Subjective pronouns are used as the subjects of sentences (whom or what you're talking about).
I am going to leave for my appointment.
She is late already.
They will never make it on time.
A problem occasionally arises when subjects are compound. You might read, for instance:
His brothers and him are going to the ball game.
Margaret, Elizabeth, and me were at the mall for four hours yesterday.
Me and her see eye-to-eye on lots of things.
These pronouns are used incorrectly. Because the pronouns are used as subjects of the sentence, they should all be in the subjective case: I, you, he, she, it, we, or they. So, the sentences should read:
His brothers and he are going to the ball game.
Margaret, Elizabeth, and I were at the mall for four hours yesterday.
I and she see eye-to-eye on lots of things.
(It's considered polite to put the other person first, so it's better to word this sentence like this: She and I see eye-to-eye on lots of things.)
If you're not sure if you've used the right pronoun, try writing or saying the sentence with only one subject. You'd never say:
Him is going to the ball game.
Me was at the mall for four hours yesterday.

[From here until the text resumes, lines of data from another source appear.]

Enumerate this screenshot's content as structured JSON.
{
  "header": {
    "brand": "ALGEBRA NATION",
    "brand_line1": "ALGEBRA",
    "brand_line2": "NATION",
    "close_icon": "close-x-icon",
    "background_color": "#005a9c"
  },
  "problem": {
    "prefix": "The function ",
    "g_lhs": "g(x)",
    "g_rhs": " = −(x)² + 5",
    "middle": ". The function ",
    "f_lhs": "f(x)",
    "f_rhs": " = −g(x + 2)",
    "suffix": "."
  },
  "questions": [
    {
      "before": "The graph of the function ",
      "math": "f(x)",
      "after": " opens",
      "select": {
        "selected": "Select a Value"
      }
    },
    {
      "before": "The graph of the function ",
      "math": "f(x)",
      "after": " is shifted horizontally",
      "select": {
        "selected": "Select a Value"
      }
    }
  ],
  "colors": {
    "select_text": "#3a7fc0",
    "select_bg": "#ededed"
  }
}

Change the pronouns to the ones you'd normally use when there's just one subject (he and I).
Source: The Only Grammar Book You'll Ever Need